“是的。”潘克洛夫一本正经地回答说。他已经在草丛里发现了六个松鸡窝,每个窝里有三四个蛋。水手十分小心地不把鸡窝弄坏,他知道松鸡一定会回来的。他就打算在这些窝的旁边布置绳索——不是圈套,而是真正的钓丝。他把赫伯特带到离鸡窝几步远的地方,在那里小心地安排了一套奇特的装置,这只有依萨克·华尔顿的门徒才会使用。赫伯特很感兴趣地看着他工作,但是还不大相信他能成功。钓丝是用细爬藤接起来的,每根长十五到二十英尺,潘克洛夫从一棵矮小的刺槐上把粗大结实的倒刺扳下来,绑在爬藤的一头当作钩子。把在地面上爬动的大红毛虫当做钓饵。

安排完毕,潘克洛夫悄悄地从深草里走过去,把绳子带钩的一端放在鸡窝附近,然后拿着绳子的另一端走回原处,和赫伯特一起藏在一棵大树后面,他们耐心地在那里等待着。必须说明,赫伯特觉得潘克洛夫的这个发明是不见得能够成功的。

整整过了半个钟头,还没有动静,又过了一会,果然不出水手所料,有好几对松鸡回到窝里来了。
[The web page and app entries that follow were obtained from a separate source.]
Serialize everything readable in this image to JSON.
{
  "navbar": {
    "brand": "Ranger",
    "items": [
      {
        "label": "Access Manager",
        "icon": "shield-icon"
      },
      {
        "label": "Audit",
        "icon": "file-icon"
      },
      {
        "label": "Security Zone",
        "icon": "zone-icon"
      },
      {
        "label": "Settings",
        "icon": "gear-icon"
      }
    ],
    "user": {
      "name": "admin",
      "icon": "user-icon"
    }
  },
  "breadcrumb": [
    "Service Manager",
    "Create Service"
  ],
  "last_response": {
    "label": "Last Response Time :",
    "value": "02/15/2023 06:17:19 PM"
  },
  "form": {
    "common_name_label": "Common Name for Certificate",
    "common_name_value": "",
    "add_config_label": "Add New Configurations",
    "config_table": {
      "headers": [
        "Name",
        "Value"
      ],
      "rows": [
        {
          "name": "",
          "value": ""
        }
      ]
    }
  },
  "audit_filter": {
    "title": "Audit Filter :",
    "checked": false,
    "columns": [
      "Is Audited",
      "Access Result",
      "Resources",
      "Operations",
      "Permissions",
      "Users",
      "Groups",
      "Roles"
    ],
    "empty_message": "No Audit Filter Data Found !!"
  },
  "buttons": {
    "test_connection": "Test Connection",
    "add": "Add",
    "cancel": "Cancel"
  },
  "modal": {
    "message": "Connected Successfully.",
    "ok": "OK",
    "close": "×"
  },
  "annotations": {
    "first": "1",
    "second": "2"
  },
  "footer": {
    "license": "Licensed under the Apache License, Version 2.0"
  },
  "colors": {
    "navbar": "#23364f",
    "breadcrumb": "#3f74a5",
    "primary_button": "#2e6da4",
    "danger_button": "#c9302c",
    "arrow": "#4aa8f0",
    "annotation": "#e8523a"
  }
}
它们一面走,一面在地上找东西吃,毫不怀疑附近有猎人,原来猎人考虑得周密,躲到下风去了。

这时赫伯特觉得非常有趣,他屏住了气。潘克洛夫瞪着两眼,张着大嘴,撅着嘴唇,好象正要吃松鸡肉似的,几乎连气也不敢出。

这时候,松鸡在钩子附近走来走去,丝毫没有注意地上的钓饵。于是潘克洛夫轻轻地拉了几下绳子,钓饵微微一动,虫子就好象还活着似的。

水手心里显然比钓鱼的人着急得多,因为钓鱼的人看不见水里的鱼。绳子一动,松鸡就被吸引过来了,它们用嘴啄食钩子上的食饵。几乎是同时,有三只贪吃的松鸡,连虫带钩地把食饵吞了下去。潘克洛夫敏捷地把绳子巧妙地一抖,三只松鸡扑着翅膀被钩住了。

“哈哈!”他一面喊,一面向野禽跑去,马上把它们捉住。

赫伯特高兴得直鼓掌,他还是第一次看见用绳子钓鸟,但是水手却很谦虚地说,这在他已经不是创举了,而且发明的荣誉也不属于他。

“不管怎么说,”他补充道,“在目前的情况下,我们必须多找些窍门。”

他们用绳子绑住松鸡的爪子。潘克洛夫很高兴,现在不至于空手回去见他们的伙伴了,加上天色已晚,他认为最好马上就回去。

河流就是他们的方向,他们只要循着河走就行,将近六点钟的时候,赫伯特和潘克洛夫筋疲力尽地回到了“石窟”。



欢迎访问英文小说网http://novel.tingroom.com

©英文小说网 2005-2010

有任何问题,请给我们留言,管理员邮箱:tinglishi@gmail.com  站长QQ :点击发送消息和我们联系56065533